But FlyQuest succeeding is where things get interesting, namely because the way they won isn’t shocking. They won the way Hai always wins, by being smarter than the other team. Going into the split there were three questions I had about FlyQuest: 1. Can any of these players still play in the LCS, after all each of them had in the past and dropped out? 2. What on earth does their name mean? 3. Hai was one of the best shotcallers in the world, but is that really still enough to win in an LCS that is more talented than ever? Turns out the answers were 1. kind of, 2. Still unknown, and 3. most definitely.
In their first series, against CLG, Team Liquid looked smart and exacting, dismantling Counter Logic Gaming with smart map play and measured team fighting that was always done in service of gaining tangible objective advantages. Against FlyQuest though, Team Liquid looked lost. In the second game of the series, FlyQuest took early control of the map and never let up and the third game was downright mechanical. Like someone backstage bet Hai they couldn’t win with the fewest objectives possible.
Sure, it’s a little early to go too far in singing the praises of a team, but after most people wrote them off, hats off to Cloud9 B, er uh, FlyQuest.
Huni played tanks
If I had told you six months ago that Seung-hoon “Huni” Heo played three tanks in four games, you would have called me crazy — I can’t even imagine what you would have said when I told you it was for SKT. But here we are. 2017 is a new year and apparently it brought with it a new Huni, one who plays Poppy and Maokai.
This all may sound overly dramatic, but Huni had only played each champion once in competitive play before this week.
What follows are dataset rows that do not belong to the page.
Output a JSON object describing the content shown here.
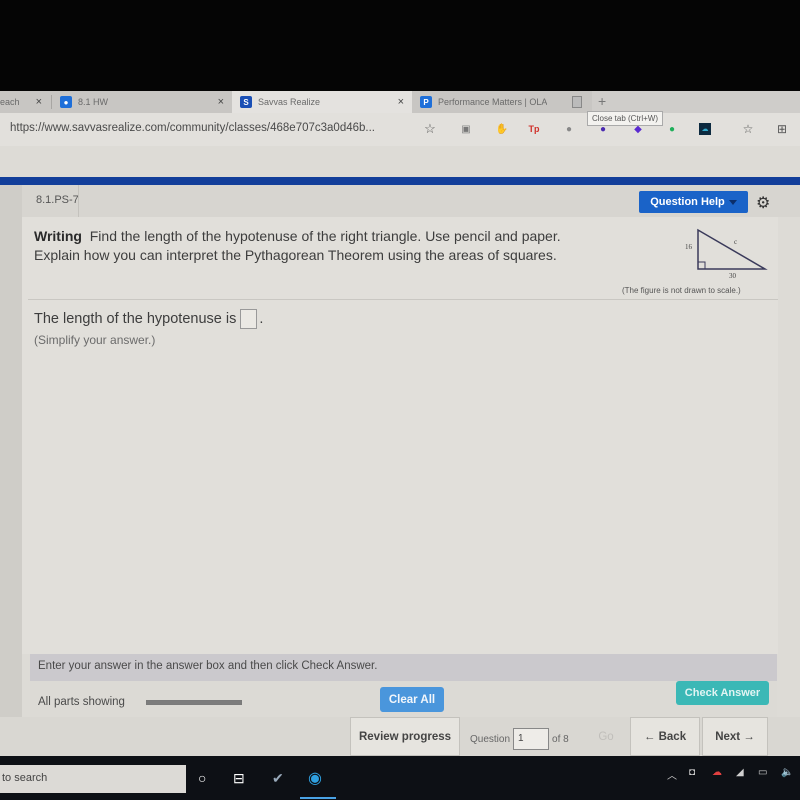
{
  "browser": {
    "tabs": [
      {
        "label": "each",
        "active": false,
        "close": "×"
      },
      {
        "label": "8.1 HW",
        "active": false,
        "favicon": "person-icon",
        "favicon_color": "#1e6fd9",
        "close": "×"
      },
      {
        "label": "Savvas Realize",
        "active": true,
        "favicon": "savvas-icon",
        "favicon_color": "#1a4fb5",
        "close": "×"
      },
      {
        "label": "Performance Matters | OLA",
        "active": false,
        "favicon": "P",
        "favicon_color": "#1e6fd9"
      }
    ],
    "new_tab": "+",
    "tooltip": "Close tab (Ctrl+W)",
    "url": "https://www.savvasrealize.com/community/classes/468e707c3a0d46b...",
    "toolbar_icons": [
      "star-icon",
      "extension-icon",
      "hand-icon",
      "tp-icon",
      "circle-icon",
      "w-icon",
      "puzzle-icon",
      "grammarly-icon",
      "cloud-icon",
      "favorites-icon",
      "collections-icon"
    ]
  },
  "header": {
    "question_id": "8.1.PS-7",
    "question_help": "Question Help",
    "accent": "#1a63c8",
    "top_bar_color": "#123e9a"
  },
  "question": {
    "label": "Writing",
    "text1": "Find the length of the hypotenuse of the right triangle. Use pencil and paper.",
    "text2": "Explain how you can interpret the Pythagorean Theorem using the areas of squares.",
    "figure": {
      "leg_vertical": "16",
      "leg_horizontal": "30",
      "hypotenuse": "c"
    },
    "figure_caption": "(The figure is not drawn to scale.)"
  },
  "answer": {
    "prefix": "The length of the hypotenuse is",
    "value": "",
    "suffix": ".",
    "hint": "(Simplify your answer.)"
  },
  "footer": {
    "instruction": "Enter your answer in the answer box and then click Check Answer.",
    "parts_label": "All parts showing",
    "parts_progress": 1.0,
    "clear_all": "Clear All",
    "check_answer": "Check Answer"
  },
  "nav": {
    "review_progress": "Review progress",
    "question_label": "Question",
    "question_number": "1",
    "of_total": "of 8",
    "go": "Go",
    "back": "← Back",
    "next": "Next →"
  },
  "taskbar": {
    "search_text": "to search",
    "icons": [
      "cortana-icon",
      "task-view-icon",
      "steam-icon",
      "edge-icon"
    ],
    "tray": [
      "chevron-up-icon",
      "meet-icon",
      "onedrive-icon",
      "wifi-icon",
      "battery-icon",
      "volume-icon"
    ]
  }
}
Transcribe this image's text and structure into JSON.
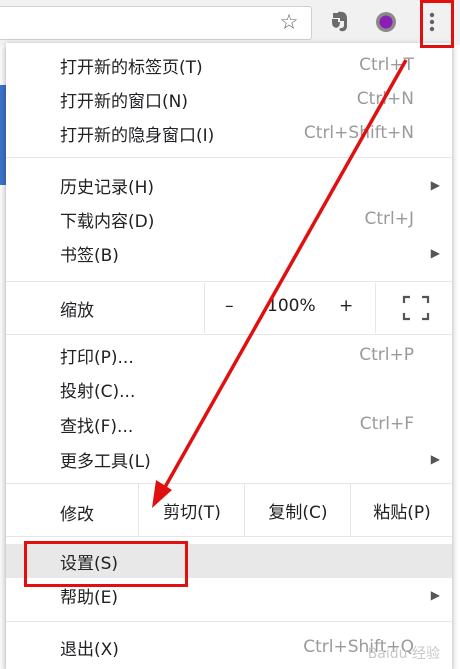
{
  "menu": {
    "group1": [
      {
        "label": "打开新的标签页(T)",
        "shortcut": "Ctrl+T"
      },
      {
        "label": "打开新的窗口(N)",
        "shortcut": "Ctrl+N"
      },
      {
        "label": "打开新的隐身窗口(I)",
        "shortcut": "Ctrl+Shift+N"
      }
    ],
    "group2": [
      {
        "label": "历史记录(H)",
        "has_submenu": true
      },
      {
        "label": "下载内容(D)",
        "shortcut": "Ctrl+J"
      },
      {
        "label": "书签(B)",
        "has_submenu": true
      }
    ],
    "zoom": {
      "label": "缩放",
      "minus": "–",
      "level": "100%",
      "plus": "+"
    },
    "group3": [
      {
        "label": "打印(P)...",
        "shortcut": "Ctrl+P"
      },
      {
        "label": "投射(C)..."
      },
      {
        "label": "查找(F)...",
        "shortcut": "Ctrl+F"
      },
      {
        "label": "更多工具(L)",
        "has_submenu": true
      }
    ],
    "edit": {
      "label": "修改",
      "cut": "剪切(T)",
      "copy": "复制(C)",
      "paste": "粘贴(P)"
    },
    "group4": [
      {
        "label": "设置(S)",
        "highlighted": true
      },
      {
        "label": "帮助(E)",
        "has_submenu": true
      }
    ],
    "exit": {
      "label": "退出(X)",
      "shortcut": "Ctrl+Shift+Q"
    }
  },
  "toolbar": {
    "icons": [
      "bookmark-star-icon",
      "evernote-icon",
      "extension-purple-circle-icon",
      "chrome-menu-icon"
    ]
  },
  "annotation": {
    "color": "#e01010"
  },
  "watermark": "Baidu 经验"
}
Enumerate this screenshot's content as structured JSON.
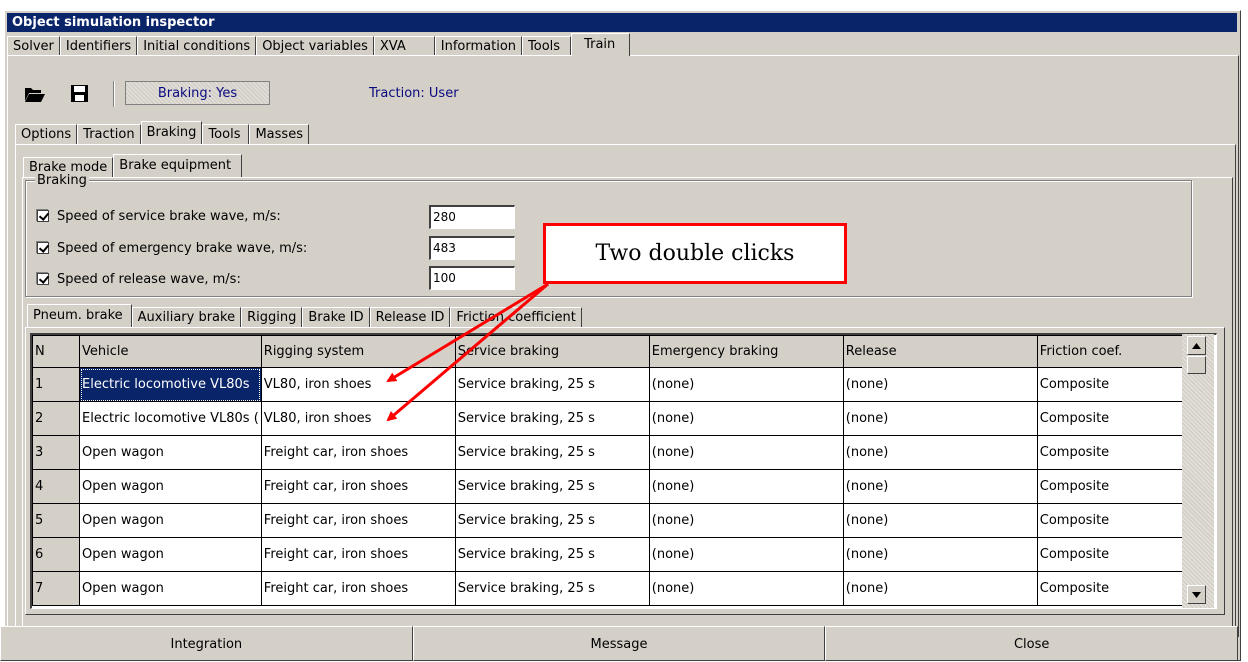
{
  "window_title": "Object simulation inspector",
  "top_tabs": [
    "Solver",
    "Identifiers",
    "Initial conditions",
    "Object variables",
    "XVA",
    "Information",
    "Tools",
    "Train"
  ],
  "toolbar": {
    "open_icon": "folder-open-icon",
    "save_icon": "save-disk-icon",
    "braking_status": "Braking: Yes",
    "traction_status": "Traction: User"
  },
  "train_tabs": [
    "Options",
    "Traction",
    "Braking",
    "Tools",
    "Masses"
  ],
  "braking_tabs": [
    "Brake mode",
    "Brake equipment"
  ],
  "braking_group": {
    "legend": "Braking",
    "rows": [
      {
        "label": "Speed of service brake wave, m/s:",
        "checked": true,
        "value": "280"
      },
      {
        "label": "Speed of emergency brake wave, m/s:",
        "checked": true,
        "value": "483"
      },
      {
        "label": "Speed of release wave, m/s:",
        "checked": true,
        "value": "100"
      }
    ]
  },
  "equipment_tabs": [
    "Pneum. brake",
    "Auxiliary brake",
    "Rigging",
    "Brake ID",
    "Release ID",
    "Friction coefficient"
  ],
  "table": {
    "headers": [
      "N",
      "Vehicle",
      "Rigging system",
      "Service braking",
      "Emergency braking",
      "Release",
      "Friction coef."
    ],
    "rows": [
      [
        "1",
        "Electric locomotive VL80s",
        "VL80, iron shoes",
        "Service braking, 25 s",
        "(none)",
        "(none)",
        "Composite"
      ],
      [
        "2",
        "Electric locomotive VL80s (",
        "VL80, iron shoes",
        "Service braking, 25 s",
        "(none)",
        "(none)",
        "Composite"
      ],
      [
        "3",
        "Open wagon",
        "Freight car, iron shoes",
        "Service braking, 25 s",
        "(none)",
        "(none)",
        "Composite"
      ],
      [
        "4",
        "Open wagon",
        "Freight car, iron shoes",
        "Service braking, 25 s",
        "(none)",
        "(none)",
        "Composite"
      ],
      [
        "5",
        "Open wagon",
        "Freight car, iron shoes",
        "Service braking, 25 s",
        "(none)",
        "(none)",
        "Composite"
      ],
      [
        "6",
        "Open wagon",
        "Freight car, iron shoes",
        "Service braking, 25 s",
        "(none)",
        "(none)",
        "Composite"
      ],
      [
        "7",
        "Open wagon",
        "Freight car, iron shoes",
        "Service braking, 25 s",
        "(none)",
        "(none)",
        "Composite"
      ]
    ]
  },
  "bottom_buttons": [
    "Integration",
    "Message",
    "Close"
  ],
  "annotation": {
    "text": "Two double clicks",
    "color": "#ff0000"
  }
}
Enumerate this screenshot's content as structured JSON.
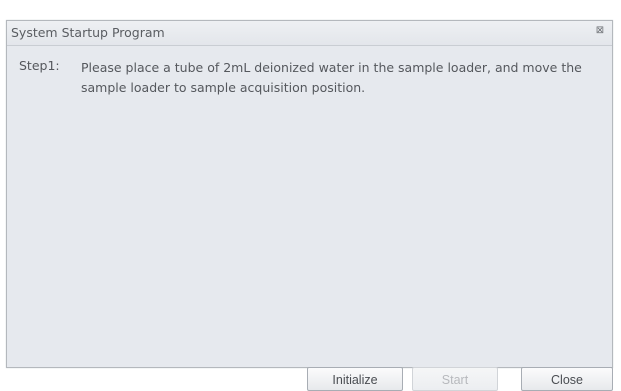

One time each across his career of three seasons and 166 games. In that time those champions were picked a combined total of 1,673 times and he played them TWICE.
So, you’ll have to forgive me if it seems like I’m being dramatic about him starting his career with SKT by playing tanks, it’s just not the Huni we all came to expect. A fact that bodes incredibly well for SK Telecom. Coming into the season Huni’s history, or lack thereof, with meta tanks was a huge hurdle for a team that often plays the meta and relies on doing so better than anyone. But if this week was any indication, it seems Huni can play tanks and play them very well. Who knows, maybe Huni found the motivation to play them after all. Or maybe SKT coach Kkoma found it for him.
European LCS knows how to have fun with champ select
Let’s get something out of the way right off the bat here: the two best teams in EU are still the two best teams. I know that sounds reductive, after all, H2K underwent some serious changes, but G2 and H2K are well built teams designed to win and that’s exactly what they did this week. But that isn’t the fun part. The fun part is the endless barrage of bizarre champion picks that other regions either couldn’t, or didn’t want to play.
EU LCS, in its first week of 2017, gave us Lulu, Illaoi, Kled, Kassadin, Nocturne and Kennen ADC. These kinds of picks aren’t totally unheard of, but Europe definitely seems to have the strongest concentration of them. Seemingly strange one-off picks with mixed results are the signs of a region that loves to experiment and always has, but sometimes those picks work perfectly and get used in other regions.
Let’s take a look at the Lulu pick for instance. In their series against Vitality, Unicorns of Love picked Lulu. At first, this seemed like a strange choice — after all Lulu isn’t particularly popular in the meta right now — but it turns out they picked it as a counter to everyone’s new favorite support: Malzahar. The pick worked like a dream, giving support Zdravets “Hylissang” Galabov a nearly limitless number of ways to shut Malzahar down -- such as turning him into a sheep, or giving his teammate enough health to make Dr. Mundo blush.
With it’s success firmly establish by Unicorns of Love, the pick made its way to North America’s Team Liquid in their win over CLG and even to Korea’s Kongdoo Monsters —though it was doomed from the start as they were facing SKT.